__WHAT IS NEEDED__: Go through the data below and return each line where the string "title" occurs.

__RECORDS PROVIDED__:
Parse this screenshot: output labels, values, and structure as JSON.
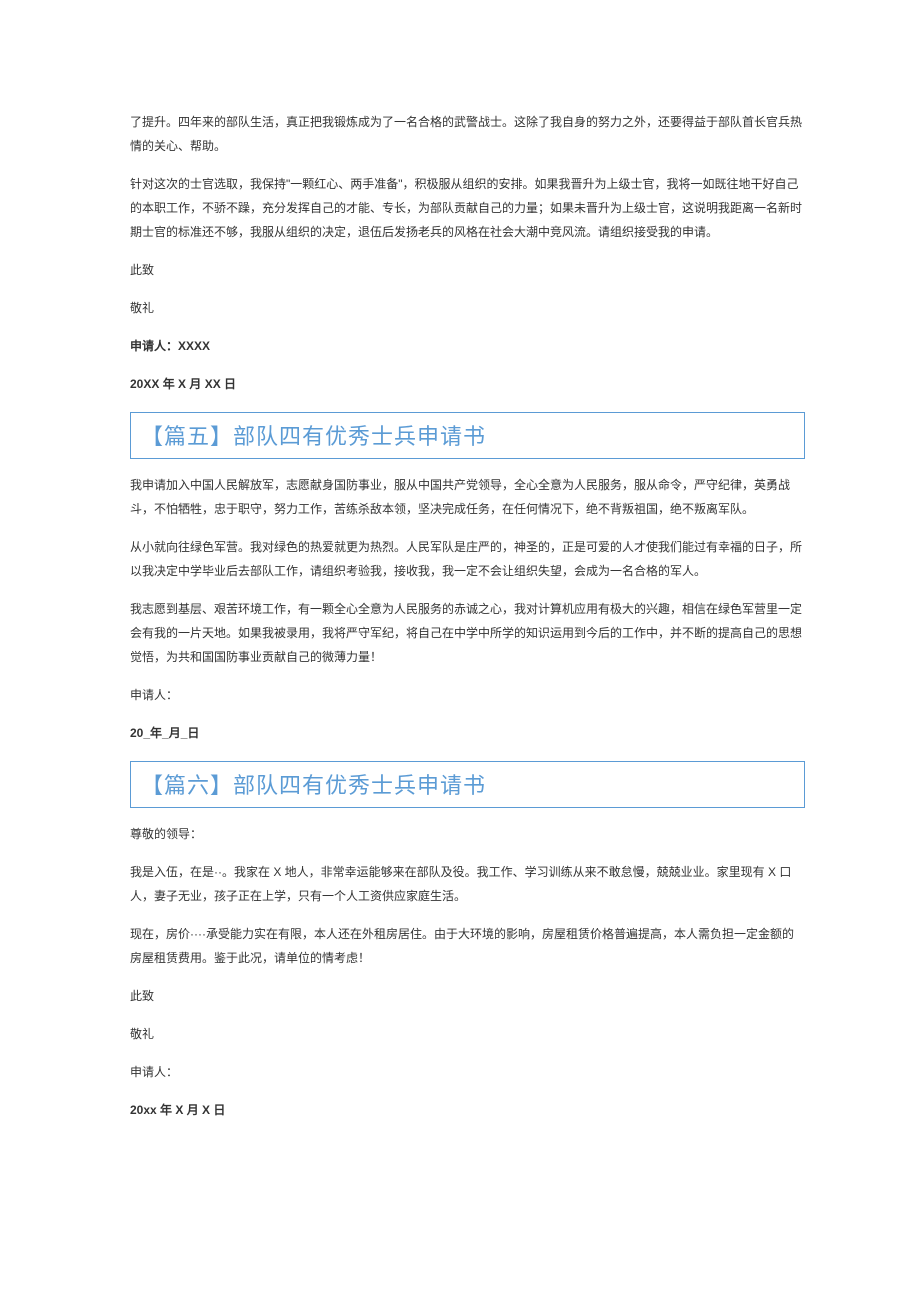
{
  "section4": {
    "p1": "了提升。四年来的部队生活，真正把我锻炼成为了一名合格的武警战士。这除了我自身的努力之外，还要得益于部队首长官兵热情的关心、帮助。",
    "p2": "针对这次的士官选取，我保持\"一颗红心、两手准备\"，积极服从组织的安排。如果我晋升为上级士官，我将一如既往地干好自己的本职工作，不骄不躁，充分发挥自己的才能、专长，为部队贡献自己的力量；如果未晋升为上级士官，这说明我距离一名新时期士官的标准还不够，我服从组织的决定，退伍后发扬老兵的风格在社会大潮中竞风流。请组织接受我的申请。",
    "p3": "此致",
    "p4": "敬礼",
    "p5": "申请人：XXXX",
    "p6": "20XX 年 X 月 XX 日"
  },
  "section5": {
    "title": "【篇五】部队四有优秀士兵申请书",
    "p1": "我申请加入中国人民解放军，志愿献身国防事业，服从中国共产党领导，全心全意为人民服务，服从命令，严守纪律，英勇战斗，不怕牺牲，忠于职守，努力工作，苦练杀敌本领，坚决完成任务，在任何情况下，绝不背叛祖国，绝不叛离军队。",
    "p2": "从小就向往绿色军营。我对绿色的热爱就更为热烈。人民军队是庄严的，神圣的，正是可爱的人才使我们能过有幸福的日子，所以我决定中学毕业后去部队工作，请组织考验我，接收我，我一定不会让组织失望，会成为一名合格的军人。",
    "p3": "我志愿到基层、艰苦环境工作，有一颗全心全意为人民服务的赤诚之心，我对计算机应用有极大的兴趣，相信在绿色军营里一定会有我的一片天地。如果我被录用，我将严守军纪，将自己在中学中所学的知识运用到今后的工作中，并不断的提高自己的思想觉悟，为共和国国防事业贡献自己的微薄力量！",
    "p4": "申请人：",
    "p5": "20_年_月_日"
  },
  "section6": {
    "title": "【篇六】部队四有优秀士兵申请书",
    "p1": "尊敬的领导：",
    "p2": "我是入伍，在是··。我家在 X 地人，非常幸运能够来在部队及役。我工作、学习训练从来不敢怠慢，兢兢业业。家里现有 X 口人，妻子无业，孩子正在上学，只有一个人工资供应家庭生活。",
    "p3": "现在，房价····承受能力实在有限，本人还在外租房居住。由于大环境的影响，房屋租赁价格普遍提高，本人需负担一定金额的房屋租赁费用。鉴于此况，请单位的情考虑！",
    "p4": "此致",
    "p5": "敬礼",
    "p6": "申请人：",
    "p7": "20xx 年 X 月 X 日"
  }
}
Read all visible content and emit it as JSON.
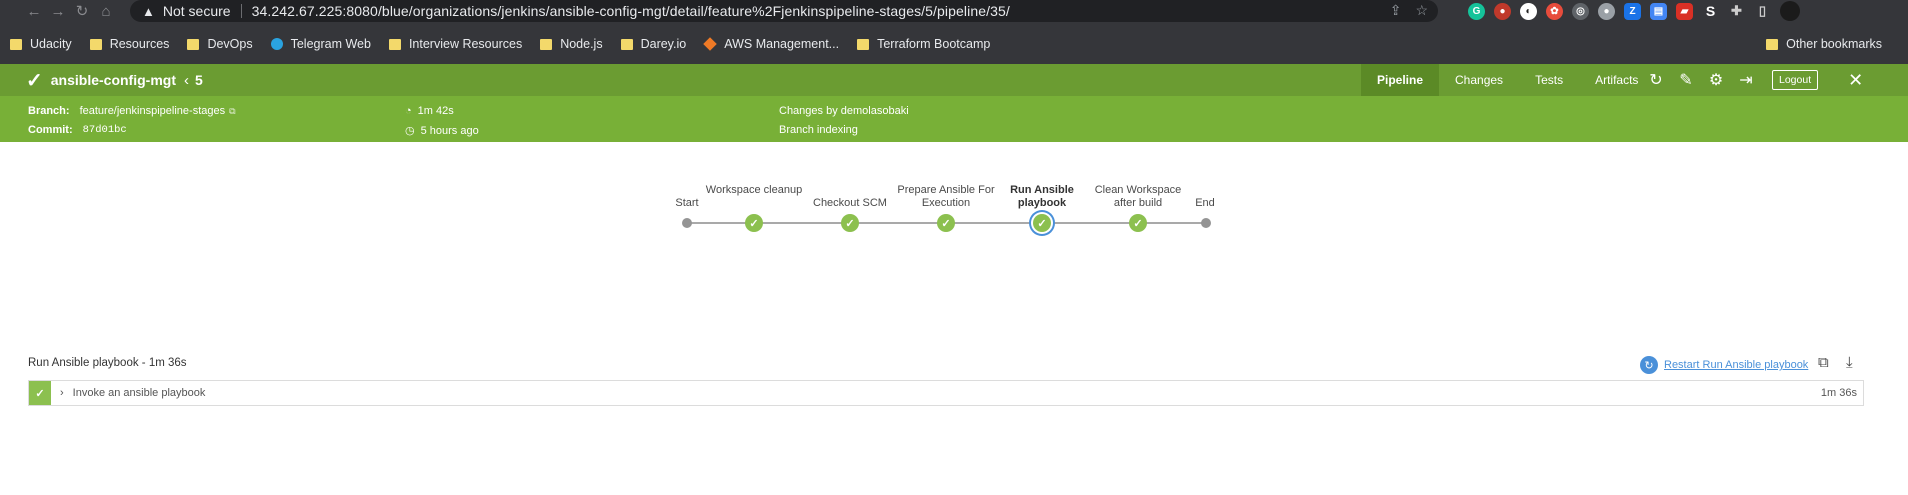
{
  "browser": {
    "not_secure": "Not secure",
    "url": "34.242.67.225:8080/blue/organizations/jenkins/ansible-config-mgt/detail/feature%2Fjenkinspipeline-stages/5/pipeline/35/",
    "bookmarks": [
      "Udacity",
      "Resources",
      "DevOps",
      "Telegram Web",
      "Interview Resources",
      "Node.js",
      "Darey.io",
      "AWS Management...",
      "Terraform Bootcamp"
    ],
    "other_bookmarks": "Other bookmarks"
  },
  "header": {
    "job_name": "ansible-config-mgt",
    "run_number": "5",
    "tabs": [
      "Pipeline",
      "Changes",
      "Tests",
      "Artifacts"
    ],
    "logout": "Logout"
  },
  "summary": {
    "branch_label": "Branch:",
    "branch_value": "feature/jenkinspipeline-stages",
    "commit_label": "Commit:",
    "commit_value": "87d01bc",
    "duration": "1m 42s",
    "time_ago": "5 hours ago",
    "changes": "Changes by demolasobaki",
    "cause": "Branch indexing"
  },
  "pipeline": {
    "stages": [
      {
        "label": "Start"
      },
      {
        "label": "Workspace cleanup"
      },
      {
        "label": "Checkout SCM"
      },
      {
        "label": "Prepare Ansible For Execution"
      },
      {
        "label": "Run Ansible playbook"
      },
      {
        "label": "Clean Workspace after build"
      },
      {
        "label": "End"
      }
    ]
  },
  "details": {
    "title": "Run Ansible playbook - 1m 36s",
    "restart_label": "Restart Run Ansible playbook",
    "step_name": "Invoke an ansible playbook",
    "step_duration": "1m 36s"
  },
  "colors": {
    "header_green": "#6b9c32",
    "subheader_green": "#78b037",
    "success_green": "#8cc04f",
    "link_blue": "#4a90d9"
  }
}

__SOLUTION TO THIS PROBLEM__:
    "title": "【篇五】部队四有优秀士兵申请书",
    "title": "【篇六】部队四有优秀士兵申请书",
    "title": "Run Ansible playbook - 1m 36s",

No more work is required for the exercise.